This one’s pretty straightforward. It’s the average revenue you’ve already received from your customers.
Once you’ve gotten your churn rate under control and have a reliable way to acquire customers, the keys to increasing the revenue you’re receiving are up-sells and cross-sells.
Take a look at the pricing page for Dropbox:
An up-sell moves the customer to a more expensive version of your product. When Dropbox convinces me to move from a 100 GB plan at $99 to a 200 GB plan at $199, that’s an up-sell.
Cross-sells are extra features you sell with your products. For Dropbox, this is the “Packrat” unlimited undo history for an extra $39/year.
Annual plans are another way to increase the average revenue per customer since they lock customers into a longer billing cycle. (They can also help you reduce churn.)
The goal is to build systems that steadily increase the revenue you’re receiving from customers, and this metric will tell you whether or not you’re succeeding.
Ecommerce businesses should place a lot more focus on average revenue per ORDER. As any ecommerce pro will tell you, getting people into the order checkout is never easy. So you want to make the most of it by playing the up-sell and cross-sell cards every time.
5. Lifetime Value
By combining the average revenue per customer and the churn rate, we can figure out how much revenue we expect to receive in the future from our customers. Be careful not to confuse this with your average revenue per customer:
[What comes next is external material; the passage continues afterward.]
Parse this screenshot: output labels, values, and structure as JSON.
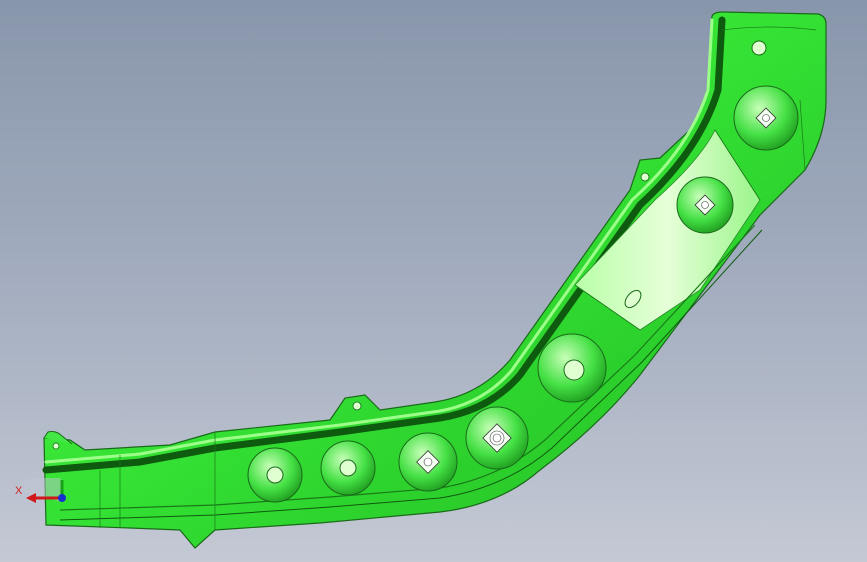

- average revenue per customer = revenue you’ve already received
- lifetime value = a prediction of the revenue that you’ll receive in total
Now, there are a bunch of different formulas for lifetime value out there. You can include your cost per acquisition, the cost to service your customers (support and retention programs), and profit margins. Some of them get pretty intense, and you’ll need your finance team to help you with this.
But when you’re grabbing this metric for the first time, start with the simple version. For a SaaS business, take your average subscription length and multiply it by your average monthly revenue per customer. Ideally, you’d want to factor in support and acquisition costs to see if the customer is profitable in the long run. Don’t let this deter you, though. Grab the simple version first and evolve your formula over time.
Other businesses will follow the same template. Take the average revenue you receive from each sale and multiply it by the average number of sales per customer.
When you have the lifetime value of different customer groups, you’ll know exactly where to focus your time to grow you business the fastest. Let’s say you serve several different industries. Which one gives you the best lifetime value? And which traffic sources give you the most valuable customers? Lifetime value cuts through all the clutter and tells you exactly where your most valuable customers are.
Every business also needs to track its marketing funnel. Here’s what one looks like for a SaaS business:
- Visit Your Site
- Freemium or Free Trial Sign up
- Activation (use the core feature of your product for the first time)
- Upgrade to Paid Plan
For your own business, make sure you’re tracking the number of people who move through each step it takes to become a customer. This will help you understand which part of your marketing system needs to be improved the most.
Want more detail on how funnels work? Check out this post that’ll show you how funnels give you more customers with the same amount of traffic.
Instead of getting overwhelmed with dozens of KPIs, make sure you limit your key metrics to a select few. And for a SaaS business, these are your top contenders:
- Monthly Recurring Revenue
- Cost Per Acquisition
- Average Revenue Per Customer
- Lifetime Value
Did I miss one of your favorite metrics? Tell us in the comments!
About the Author: Lars Lofgren is a Marketing Analyst and has his Google Analytics Individual Qualification (he’s certified). Learn how to grow your business at his marketing blog or follow him on Twitter @larslofgren.